It is an unwanted intrusion in the mailbox. Spam has also been linked with fraudulent business schemes, chain letters, and offensive sexual and political messages.
Not all bulk email is spam. Some is permission-based, meaning that the recipient has asked to receive it. This occurs when a user at a website voluntarily agrees.
For example, at the time of making a purchase — to receive a newsletter or other email (known as “opt-in email”). Unlike spam, opt-in email usually provides a benefit such as free information or sale prices. Sending unsolicited email to online customers who have not elected to receive information is considered spam.
How Spam Works
Spam is rarely sent directly by a company advertising itself. It’s usually sent by a “spammer,” a company in the business of distributing unsolicited email. An advertiser enters into an agreement with a spammer, who generates email advertisements to a group of unsuspecting recipients. The cost of spam is far less than postal bulk mailings. An advertiser could spam 10,000 recipients for under $100 versus several thousand dollars for a postal mailing.
How do spammers find you? Sometimes they may buy your address — 15 million email addresses can be purchased for as little as $129 — or they obtain them by using software programs known as “harvesters” that pluck names from websites, newsgroups, or other services in which users identify themselves by email address.
To protect against harvesters of email addresses, some websites use software that “poisons” the harvester — for example, generating bogus email addresses or directing the harvester to a nonexistent site. The use of poisoners, filters, and blocking software can be costly and creates an escalating cat and mouse game as spammers attempt to circumvent each new round of anti-spam software.
The Problem With Spamming
Defenders of spam claim that it is little different from junk mail and can, in fact, be tossed more easily: simply hit the delete key. Although there is some truth to this position, receiving spam is actually more like receiving a junk fax or a sales call on a cellular phone because the cost of distributing the advertisement is borne by the recipient (or the recipient’s ISP), not the sender.
Every ISP pays for the right to operate on the Internet by purchasing bandwidth, the “space” it uses to transmit over the Internet. As the volume of spam directed through an ISP increases, the bandwidth becomes crowded, often slowing down the user’s Internet access.
To counter this, the ISP must pay for filtering software (which can also slow access) or pay to increase the amount of bandwidth. In both cases the expense is often passed along to subscribers. To get an idea of how much bandwidth is consumed by spam, America Online estimated that one-third of the 30 million daily email messages it transfers is spam.
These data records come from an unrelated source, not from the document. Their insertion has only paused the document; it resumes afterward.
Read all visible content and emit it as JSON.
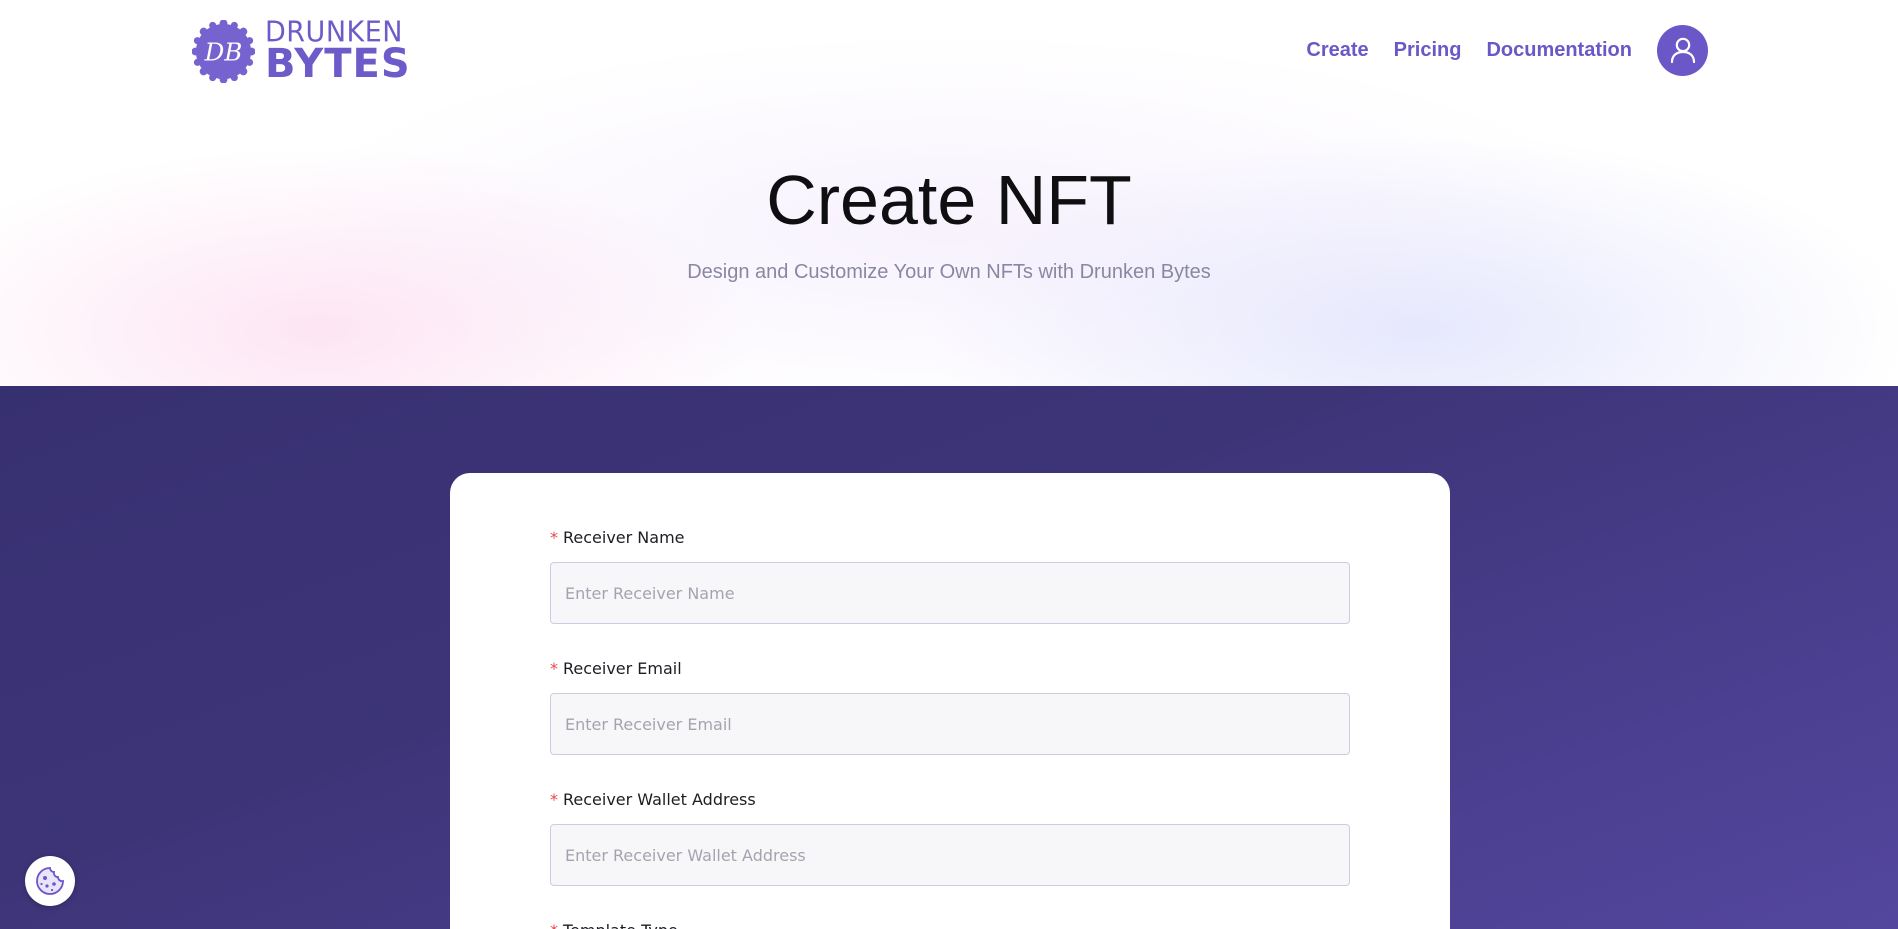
{
  "brand": {
    "badge_text": "DB",
    "line1": "DRUNKEN",
    "line2": "BYTES",
    "color": "#6c5bc8"
  },
  "nav": {
    "items": [
      {
        "label": "Create"
      },
      {
        "label": "Pricing"
      },
      {
        "label": "Documentation"
      }
    ],
    "accent": "#6a58c6",
    "avatar_icon": "user-icon"
  },
  "hero": {
    "title": "Create NFT",
    "subtitle": "Design and Customize Your Own NFTs with Drunken Bytes"
  },
  "form": {
    "required_mark": "*",
    "fields": [
      {
        "label": "Receiver Name",
        "placeholder": "Enter Receiver Name",
        "value": ""
      },
      {
        "label": "Receiver Email",
        "placeholder": "Enter Receiver Email",
        "value": ""
      },
      {
        "label": "Receiver Wallet Address",
        "placeholder": "Enter Receiver Wallet Address",
        "value": ""
      },
      {
        "label": "Template Type"
      }
    ]
  },
  "colors": {
    "section_bg": "#3d3478",
    "required": "#e5484d"
  },
  "cookie_icon": "cookie-icon"
}
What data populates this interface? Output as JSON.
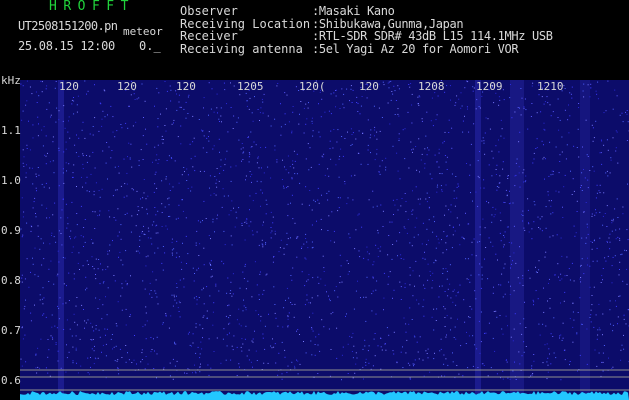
{
  "header": {
    "app_title": "HROFFT",
    "file_name": "UT2508151200.pn",
    "meteor_label": "meteor",
    "date_time": "25.08.15 12:00",
    "count": "0._"
  },
  "station_info": [
    {
      "label": "Observer",
      "value": ":Masaki Kano"
    },
    {
      "label": "Receiving Location",
      "value": ":Shibukawa,Gunma,Japan"
    },
    {
      "label": "Receiver",
      "value": ":RTL-SDR SDR# 43dB L15 114.1MHz USB"
    },
    {
      "label": "Receiving antenna",
      "value": ":5el Yagi Az 20 for Aomori VOR"
    }
  ],
  "frequency_axis": {
    "unit": "kHz",
    "ticks": [
      "1.1",
      "1.0",
      "0.9",
      "0.8",
      "0.7",
      "0.6"
    ]
  },
  "time_axis": {
    "ticks": [
      "120",
      "120",
      "120",
      "1205",
      "120(",
      "120",
      "1208",
      "1209",
      "1210"
    ]
  },
  "colors": {
    "background": "#000000",
    "title_green": "#21d33c",
    "text": "#d8d8d8",
    "spectrum_bg": "#0c0c6a",
    "noise_floor": "#22c8ff",
    "guide_lines": "#bcbc9a"
  }
}
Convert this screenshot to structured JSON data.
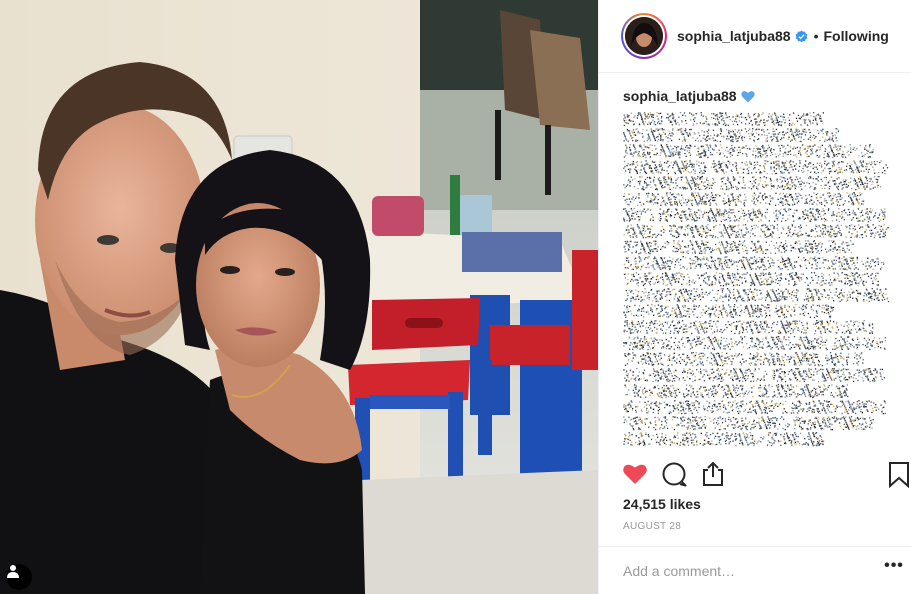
{
  "post": {
    "author": "sophia_latjuba88",
    "follow_separator": "•",
    "follow_state": "Following",
    "caption_author": "sophia_latjuba88",
    "likes_text": "24,515 likes",
    "date_text": "AUGUST 28"
  },
  "comment": {
    "placeholder": "Add a comment…",
    "more_label": "•••"
  },
  "icons": {
    "verified": "verified-badge-icon",
    "like": "heart-filled-icon",
    "comment": "speech-bubble-icon",
    "share": "share-icon",
    "save": "bookmark-icon",
    "user_tag": "person-tag-icon",
    "caption_emoji": "blue-heart-emoji-icon"
  },
  "colors": {
    "like_red": "#ed4956",
    "verified_blue": "#3897f0",
    "text": "#262626",
    "muted": "#999999",
    "divider": "#efefef"
  }
}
You’ve probably noticed that much of the spam you receive involves deceptive practices. For example, spam for X-rated sites may be disguised with a personal subject header (“How come you didn’t write back?” or “Here’s my new email address”) or even as anti-spam (“We can help remove you from spam lists!”). And you’ve no doubt noticed that a lot of the spam that comes your way is attempting to perpetuate some sort of scam — pyramid schemes, bogus stock offerings, pirated software, and quack health remedies.
Some spam allows you to request that your email address be removed from the spammer’s list, but consumer groups caution that when you respond to a spam email, you verify to the sender that your email account is active. This may result in your receiving even more spam.
How to Stop Spam
The best technology that is currently available to stop spam is spam filtering software. The simplest filters use keywords such as “sex,”, “xxx,” “viagra,” etc., in the subject line to attempt to identify and delete spam. These simple filters are easy to sidestep by spelling “sex” as “s-e-x.”
There are, of course, thousands of ways to spell “sex” if you are willing to add extra characters like that, and it is difficult for the simple filters to keep up. Also, simple filters are most likely to block “real” e-mail that you do want to receive. For example, if your friend sends you her favorite recipe for baked chicken breasts, the filter blocks the e-mail because of the word “breasts.”
More advanced filters, known as heuristic filters and Bayesian filters, try to take this simple approach quite a bit further to statistically identify spam based on word patterns or word frequency. But there are still ways to get around them (mainly by using short messages).
Large ISPs tried blocking multiple e-mails with the same subject line or message body. This had the unwanted side-effect of blocking e-mail newsletters, so ISPs made “white lists” to identify legitimate newsletter senders. Then spammers sidestepped the issue by inserting different random characters into each subject line and message body. That’s why you get e-mail messages with subject lines like:
Women Wanted puklq
The word “puklq” is random, and it is different on every e-mail the spammer sends.
There are several organizations that publish lists of IP addresses that are used by spammers. Any large spammer will have an array of server machines blasting out spam messages, and each server machine has its own IP address. Once spam is detected from an IP address, that IP address is put in a list (Spamhaus.org is one of many organizations that maintain such lists).
Companies that host e-mail accounts can look at the sending IP address of every e-mail and filter out those that appear in the Spamhaus.org list.
Spammers get around this approach in two different ways. First, they change their IP addresses frequently. The unfortunate problem with this approach is that the old IP addresses that spammers discard get recycled, and the people who get these discarded IP addresses find them to be useless — they are tainted by their former association with spam, and cannot be used for sending legitimate e-mail.